The case is being closely watched because it is the first of five class-action lawsuits seeking full compensation from the state government for its canker eradication program. More than 577,000 backyard citrus trees were destroyed from 2000 to 2006 in Broward, Miami-Dade, Palm Beach, Lee, and Orange counties, although the trees were never determined to have the canker disease.
Instead, state officials ordered that every citrus tree within a 1,900-foot radius of a confirmed diseased tree be cut down and removed. Residents received a $100 payment for the first tree cut, and $55 for each additional citrus tree destroyed.
The state justified the expansive eradication zone as a precaution to bring the canker outbreak under control before it spread to the 65 million trees in Florida's commercial citrus groves.
Homeowners fought the action in court, complaining that their beloved backyard citrus trees were being destroyed without any proof that the trees were, in fact, diseased.
In February, Circuit Judge Ronald Rothschild rejected the Department of Agriculture's defense that it was using the government's police powers to protect the state's food supply from a public nuisance. The judge said the state has the power to remove diseased trees, but that the Florida constitution requires the government to pay "full compensation" when healthy trees are removed as part of the program.
A jury was empaneled to decide how much compensation would be full compensation for the destroyed trees.
Agriculture Department lawyer Wesley Parsons told the jurors in closing arguments on Friday that residents should receive "zero" compensation because their trees were exposed to canker and had no value. "The trees within the 1,900-foot-radius were doomed," he said, because it was only a matter of time before they, too, would become diseased.

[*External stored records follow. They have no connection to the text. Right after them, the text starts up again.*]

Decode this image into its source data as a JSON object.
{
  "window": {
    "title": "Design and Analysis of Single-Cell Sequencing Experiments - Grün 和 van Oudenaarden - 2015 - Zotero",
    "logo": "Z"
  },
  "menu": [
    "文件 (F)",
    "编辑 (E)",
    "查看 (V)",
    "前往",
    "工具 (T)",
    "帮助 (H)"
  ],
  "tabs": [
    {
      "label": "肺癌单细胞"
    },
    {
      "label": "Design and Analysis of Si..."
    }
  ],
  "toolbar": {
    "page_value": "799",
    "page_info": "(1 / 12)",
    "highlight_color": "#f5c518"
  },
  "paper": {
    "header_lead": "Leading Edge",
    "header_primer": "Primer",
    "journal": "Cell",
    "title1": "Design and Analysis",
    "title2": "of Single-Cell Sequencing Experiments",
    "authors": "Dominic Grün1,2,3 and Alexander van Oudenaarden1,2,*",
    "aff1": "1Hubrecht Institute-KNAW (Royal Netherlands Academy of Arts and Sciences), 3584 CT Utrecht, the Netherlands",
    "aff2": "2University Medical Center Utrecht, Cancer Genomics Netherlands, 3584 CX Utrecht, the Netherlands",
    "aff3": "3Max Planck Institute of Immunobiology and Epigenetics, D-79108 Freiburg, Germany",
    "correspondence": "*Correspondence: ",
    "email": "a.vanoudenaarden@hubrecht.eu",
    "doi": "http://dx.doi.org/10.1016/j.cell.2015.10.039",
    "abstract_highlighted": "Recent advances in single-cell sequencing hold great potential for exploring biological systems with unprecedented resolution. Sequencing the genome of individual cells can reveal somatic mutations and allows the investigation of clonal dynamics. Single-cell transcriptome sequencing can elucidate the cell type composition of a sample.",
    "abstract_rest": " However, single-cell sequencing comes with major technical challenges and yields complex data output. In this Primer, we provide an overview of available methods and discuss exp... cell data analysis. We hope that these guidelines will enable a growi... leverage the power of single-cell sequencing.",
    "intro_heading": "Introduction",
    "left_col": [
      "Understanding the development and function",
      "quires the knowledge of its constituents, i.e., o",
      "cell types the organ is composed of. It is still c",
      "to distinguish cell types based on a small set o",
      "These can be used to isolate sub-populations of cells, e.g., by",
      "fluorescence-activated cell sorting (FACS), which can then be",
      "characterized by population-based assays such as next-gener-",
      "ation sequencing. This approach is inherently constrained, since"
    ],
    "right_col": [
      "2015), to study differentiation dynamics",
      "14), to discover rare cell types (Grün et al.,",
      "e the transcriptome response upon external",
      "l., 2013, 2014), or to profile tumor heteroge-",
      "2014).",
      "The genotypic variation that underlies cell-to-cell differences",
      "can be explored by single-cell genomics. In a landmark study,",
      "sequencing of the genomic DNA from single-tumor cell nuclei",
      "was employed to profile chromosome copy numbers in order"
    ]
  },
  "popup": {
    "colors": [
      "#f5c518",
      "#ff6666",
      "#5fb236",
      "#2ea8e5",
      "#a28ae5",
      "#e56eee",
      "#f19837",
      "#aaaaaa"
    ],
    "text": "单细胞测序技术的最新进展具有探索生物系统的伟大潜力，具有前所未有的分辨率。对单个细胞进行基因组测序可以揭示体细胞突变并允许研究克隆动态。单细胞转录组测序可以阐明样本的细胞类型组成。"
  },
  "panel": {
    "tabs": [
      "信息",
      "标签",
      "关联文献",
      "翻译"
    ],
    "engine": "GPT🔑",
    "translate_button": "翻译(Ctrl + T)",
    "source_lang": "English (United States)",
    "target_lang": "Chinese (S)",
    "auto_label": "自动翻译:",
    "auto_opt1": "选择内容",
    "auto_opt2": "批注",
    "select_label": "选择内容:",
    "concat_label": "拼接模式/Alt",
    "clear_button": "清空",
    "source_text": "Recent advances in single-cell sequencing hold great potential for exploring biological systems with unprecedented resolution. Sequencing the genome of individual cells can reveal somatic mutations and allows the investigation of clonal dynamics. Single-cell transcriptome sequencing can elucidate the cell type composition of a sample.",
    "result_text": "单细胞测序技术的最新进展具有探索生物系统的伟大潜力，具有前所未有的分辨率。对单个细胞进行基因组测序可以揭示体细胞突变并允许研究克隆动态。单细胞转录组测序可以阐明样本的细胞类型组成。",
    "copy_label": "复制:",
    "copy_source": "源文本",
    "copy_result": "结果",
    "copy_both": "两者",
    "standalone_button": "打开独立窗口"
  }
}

Mr. Parsons likened the spread of citrus canker to the spread of wildfire. Trees in the path of the flames have no value, he said. "A menace is approaching. It is not only going to debilitate the tree in the backyard, it is also going to debilitate other trees in the neighborhood," he told the jurors.